The property industry was left disappointed yesterday after a hoped-for extension to the current stamp duty holiday deadline failed to materialise in the chancellor’s spending review.
Estate agents, surveyors and solicitors were among those hoping that the chancellor would extend the deadline beyond 31 March to help stimulate the housing market next year.
“We, along with others in the industry, had called on the government for an extension of the tax holiday,” said Martijn van der Heijden, chief of strategy at Habito.
But Rishi Sunak chose not to include any stamp duty changes for property buyers in yesterday’s speech.
“Understandably, the spending review focused on funding for public services in light of the ongoing Covid-19 pandemic, even if the property industry had hoped that the chancellor would use the address to provide clarity on issues such as the stamp duty holiday and proposed changes to capital gains tax,” said Neil Cobbold, chief sales officer at PayProp.

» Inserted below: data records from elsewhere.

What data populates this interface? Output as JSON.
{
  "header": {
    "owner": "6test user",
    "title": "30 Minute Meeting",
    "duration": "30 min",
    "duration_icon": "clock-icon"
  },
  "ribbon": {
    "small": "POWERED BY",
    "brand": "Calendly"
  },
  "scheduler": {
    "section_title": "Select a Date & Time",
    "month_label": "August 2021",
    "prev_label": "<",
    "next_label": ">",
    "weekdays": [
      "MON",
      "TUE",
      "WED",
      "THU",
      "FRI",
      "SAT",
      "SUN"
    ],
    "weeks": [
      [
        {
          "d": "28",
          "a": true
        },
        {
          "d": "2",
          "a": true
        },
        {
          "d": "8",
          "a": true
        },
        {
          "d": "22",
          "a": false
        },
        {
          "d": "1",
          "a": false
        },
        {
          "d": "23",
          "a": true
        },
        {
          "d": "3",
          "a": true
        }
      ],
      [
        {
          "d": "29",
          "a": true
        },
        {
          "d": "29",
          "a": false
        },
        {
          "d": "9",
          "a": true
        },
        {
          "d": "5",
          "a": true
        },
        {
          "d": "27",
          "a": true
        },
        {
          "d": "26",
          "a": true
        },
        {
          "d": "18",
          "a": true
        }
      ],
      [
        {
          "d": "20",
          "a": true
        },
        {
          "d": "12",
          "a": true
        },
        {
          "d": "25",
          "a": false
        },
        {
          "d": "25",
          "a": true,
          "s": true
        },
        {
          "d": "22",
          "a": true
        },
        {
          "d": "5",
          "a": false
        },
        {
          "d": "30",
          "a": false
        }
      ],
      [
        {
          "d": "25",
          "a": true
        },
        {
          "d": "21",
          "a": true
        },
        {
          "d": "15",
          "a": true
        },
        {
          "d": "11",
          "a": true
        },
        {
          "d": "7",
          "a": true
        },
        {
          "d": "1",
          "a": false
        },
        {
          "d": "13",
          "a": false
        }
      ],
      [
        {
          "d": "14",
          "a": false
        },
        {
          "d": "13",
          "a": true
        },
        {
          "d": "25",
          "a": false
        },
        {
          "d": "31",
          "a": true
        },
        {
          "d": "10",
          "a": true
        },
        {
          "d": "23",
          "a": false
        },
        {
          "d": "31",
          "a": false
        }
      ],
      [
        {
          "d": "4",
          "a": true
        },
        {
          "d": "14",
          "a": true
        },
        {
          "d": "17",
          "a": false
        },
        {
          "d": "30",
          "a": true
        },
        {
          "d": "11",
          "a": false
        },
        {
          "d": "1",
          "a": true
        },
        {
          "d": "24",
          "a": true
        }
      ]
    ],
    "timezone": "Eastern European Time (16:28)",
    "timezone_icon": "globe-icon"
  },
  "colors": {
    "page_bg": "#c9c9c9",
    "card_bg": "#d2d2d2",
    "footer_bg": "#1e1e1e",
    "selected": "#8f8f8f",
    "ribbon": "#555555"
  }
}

There have been widespread calls for the stamp duty holiday to be extended in recent weeks, amid fears that a high number of buyers will fail to complete before the 31 March deadline.
Rob Houghton, CEO of reallymoving, commented: “Thousands of homebuyers up and down the country are facing the prospect of missing out on the stamp duty holiday if their purchase doesn’t complete by 31st March.
“In practical terms we will see a rapid worsening of the current bottleneck in the conveyancing process as everyone rushes to complete by the deadline, with many transactions inevitably delayed as solicitors struggle to cope. This will cost buyers thousands in stamp duty they haven’t budgeted for, in many cases making the move unaffordable and causing chains to break down.”
“Extending the holiday would have helped support the housing market, promote economic activity and preserve people’s financial security at a critical time,” he added.
Although it comes as no major surprise that an extension to the stamp duty holiday was not referenced by Sunak yesterday, greater clarity is still needed with the stamp duty holiday deadline just four months away.
Bryan Mansell, co-Founder at Gazeal, commented: “An extension to or gradual tapering off of the stamp duty holiday would help to ensure that consumers don’t miss out on significant tax savings and the pressure on property professionals is reduced. Extra breathing space would also help the industry to work through a huge backlog of transactions built up in recent months.
“What’s more, an extension to the stamp duty holiday would help to stimulate the housing market throughout 2021 when it will be up against tough economic conditions. Further stamp duty measures could also help to avoid a sharp drop-off of property supply and demand in April.”
“Whether or not the government intends to extend the tax break beyond next March, a decision needs to be made public soon so that estate agents, conveyancers and consumers can prepare for what is ahead.”